I’m not surprised that there are many snapshots and many trees, I’m surprised that it takes 10 minutes to check a few thousand things, and that I can’t disable something unwanted that takes up most of the running time :wink:

Thanks for the hint that --with-cache already does what I want! I would have guessed that it means that only the local cache is used. I’ll make a PR to change the --help description of that flag.

interesting topic and agree on the suggestion to clarify the documentation.

restic check --help

on the linux commandline shows:

--with-cache use the cache

Documentation suggests everything is cached:
" Snapshot, Data and Index files are cached in the sub-directories snapshots, data and index, as read from the repository."

Then this chapter mentions only meta data what implies that actual data is not cached:
“Restic keeps a cache with some files from the repository on the local machine.

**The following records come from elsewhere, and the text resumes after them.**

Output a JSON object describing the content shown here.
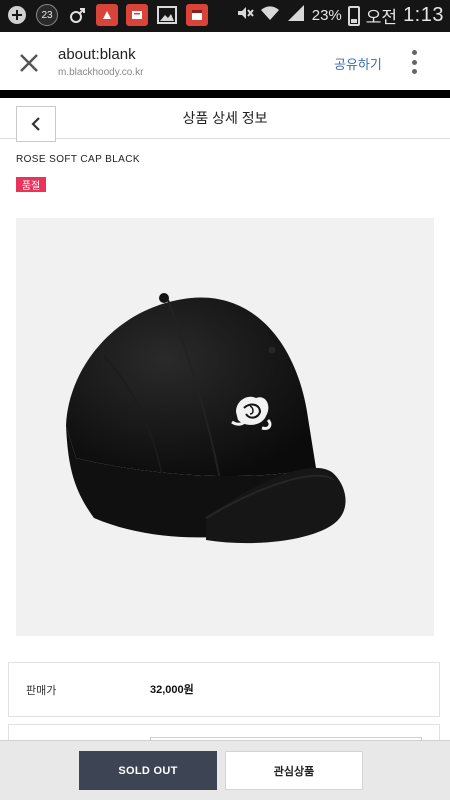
{
  "status_bar": {
    "notification_count": "23",
    "battery": "23%",
    "ampm": "오전",
    "time": "1:13"
  },
  "browser": {
    "title": "about:blank",
    "url": "m.blackhoody.co.kr",
    "share_label": "공유하기"
  },
  "page": {
    "title": "상품 상세 정보"
  },
  "product": {
    "name": "ROSE SOFT CAP BLACK",
    "badge": "품절",
    "badge_color": "#e8345b",
    "price_label": "판매가",
    "price": "32,000원"
  },
  "actions": {
    "sold_out_label": "SOLD OUT",
    "wishlist_label": "관심상품"
  },
  "colors": {
    "sold_out_button": "#3d4555",
    "share_link": "#3b6ea5"
  }
}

This allows faster operations, since meta data does not need to be loaded from a remote repository.”